Pneumagen has dosed the first subject in the Phase II proof-of-concept clinical trial of intranasal broad-spectrum antiviral Neumifil for influenza infections. 

The randomised, single-centre, double-blinded, controlled, placebo-controlled, human infection challenge trial will assess two doses of Neumifil given as an intranasal spray in healthy subjects following infection with flu virus. 

It is anticipated to enrol up to 100 people. 

The decline in the occurrence of symptomatic influenza infections and a reduction in symptom severity, and to evaluate the efficacy of Neumifil as an early treatment or prophylaxis option for at-risk influenza patients are the primary endpoints of the trial. 

Assessing the decline or shortening in viral shedding and reduction in nasal discharge were included as the secondary endpoints. 

Open Orphan subsidiary hVIVO will carry out the trial, which will be conducted at its facilities in London. 

The company expects preliminary topline results from the trial in the first half of 2023. 
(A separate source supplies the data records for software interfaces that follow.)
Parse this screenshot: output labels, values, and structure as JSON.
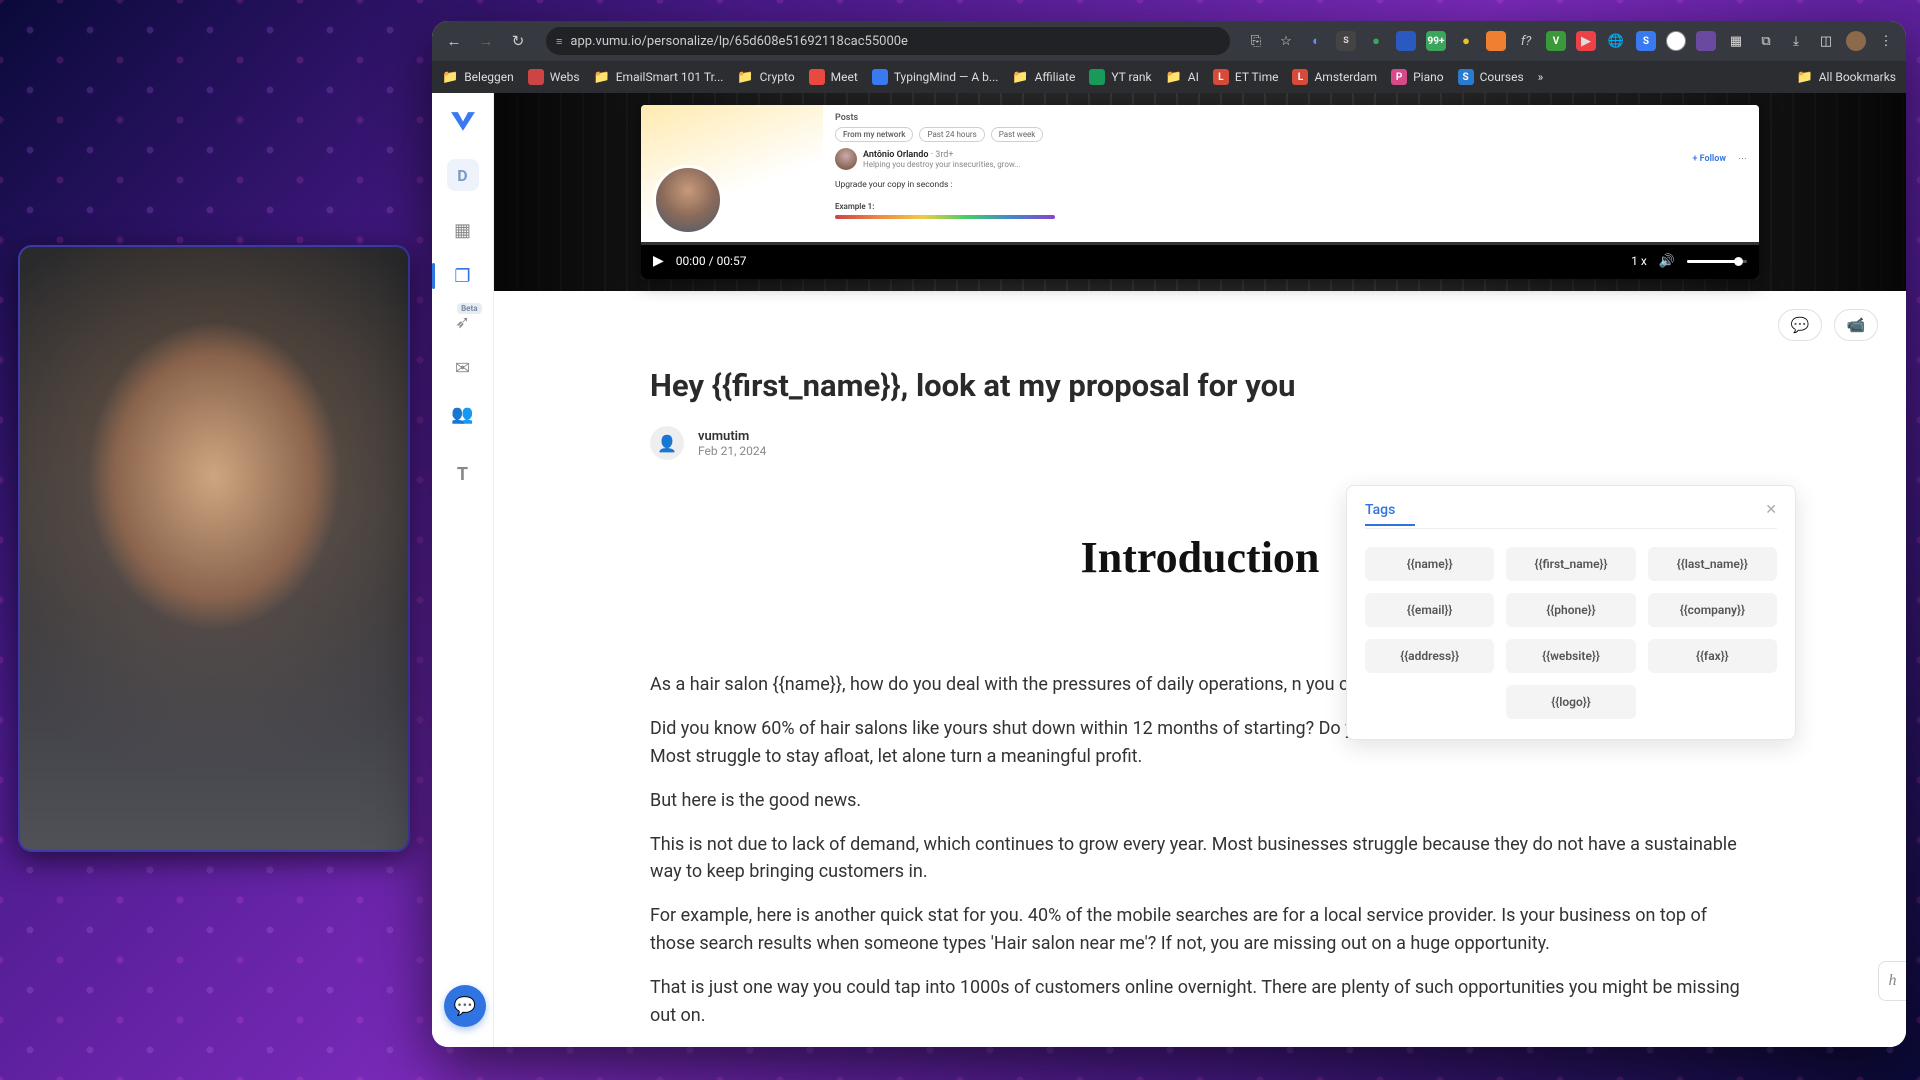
{
  "browser": {
    "url": "app.vumu.io/personalize/lp/65d608e51692118cac55000e",
    "bookmarks": [
      {
        "label": "Beleggen",
        "kind": "folder"
      },
      {
        "label": "Webs",
        "icon_bg": "#cc4444",
        "icon_text": ""
      },
      {
        "label": "EmailSmart 101 Tr...",
        "kind": "folder"
      },
      {
        "label": "Crypto",
        "kind": "folder"
      },
      {
        "label": "Meet",
        "icon_bg": "#e84a3f",
        "icon_text": ""
      },
      {
        "label": "TypingMind — A b...",
        "icon_bg": "#3a7af0",
        "icon_text": ""
      },
      {
        "label": "Affiliate",
        "kind": "folder"
      },
      {
        "label": "YT rank",
        "icon_bg": "#1a9a5a",
        "icon_text": ""
      },
      {
        "label": "AI",
        "kind": "folder"
      },
      {
        "label": "ET Time",
        "icon_bg": "#d64a3a",
        "icon_text": "L"
      },
      {
        "label": "Amsterdam",
        "icon_bg": "#d64a3a",
        "icon_text": "L"
      },
      {
        "label": "Piano",
        "icon_bg": "#d64a8a",
        "icon_text": "P"
      },
      {
        "label": "Courses",
        "icon_bg": "#2a7ad0",
        "icon_text": "S"
      }
    ],
    "all_bookmarks_label": "All Bookmarks"
  },
  "rail": {
    "d_letter": "D",
    "beta_badge": "Beta"
  },
  "video": {
    "posts_heading": "Posts",
    "chips": [
      "From my network",
      "Past 24 hours",
      "Past week"
    ],
    "post_author": "Antônio Orlando",
    "post_author_meta": "· 3rd+",
    "post_subtitle": "Helping you destroy your insecurities, grow...",
    "post_line": "Upgrade your copy in seconds :",
    "example": "Example 1:",
    "follow": "+ Follow",
    "time": "00:00 / 00:57",
    "speed": "1 x"
  },
  "page": {
    "heading": "Hey {{first_name}}, look at my proposal for you",
    "author_name": "vumutim",
    "author_date": "Feb 21, 2024",
    "intro_title": "Introduction",
    "paragraphs": [
      "As a hair salon {{name}}, how do you deal with the pressures of daily operations, n you continue to do your best work?",
      "Did you know 60% of hair salons like yours shut down within 12 months of starting? Do you know what happens to the ones that survive? Most struggle to stay afloat, let alone turn a meaningful profit.",
      "But here is the good news.",
      "This is not due to lack of demand, which continues to grow every year. Most businesses struggle because they do not have a sustainable way to keep bringing customers in.",
      "For example, here is another quick stat for you. 40% of the mobile searches are for a local service provider. Is your business on top of those search results when someone types 'Hair salon near me'? If not, you are missing out on a huge opportunity.",
      "That is just one way you could tap into 1000s of customers online overnight. There are plenty of such opportunities you might be missing out on."
    ]
  },
  "tags": {
    "title": "Tags",
    "items": [
      "{{name}}",
      "{{first_name}}",
      "{{last_name}}",
      "{{email}}",
      "{{phone}}",
      "{{company}}",
      "{{address}}",
      "{{website}}",
      "{{fax}}",
      "{{logo}}"
    ]
  }
}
In November last year, Pneumagen initiated the Phase I trial of Neumifil in healthy subjects for prophylaxis and treatment of viral respiratory tract infections.

The latest Phase II trial comes after positive topline findings were observed in the Phase I trial of Neumifil assessing safety and tolerability in healthy subjects.

A new engineered multivalent carbohydrate binding molecule (mCBM), Neumifil is being developed for prevention or treatment to lower and manage viral respiratory tract infections.

It works by directly attaching and hindering viral pathogen entry into the host. 

Pneumagen CEO Douglas Thomson said: “Neumifil has the potential to prevent viral-induced exacerbations for patients at high risk of complications, reducing symptoms, hospitalisations, and disease burden. 

“This challenge study in healthy volunteers will help us prepare for a further Phase II trial starting in the second half of 2023 in patients who experience viral induced exacerbation of their underlying pulmonary pathology.”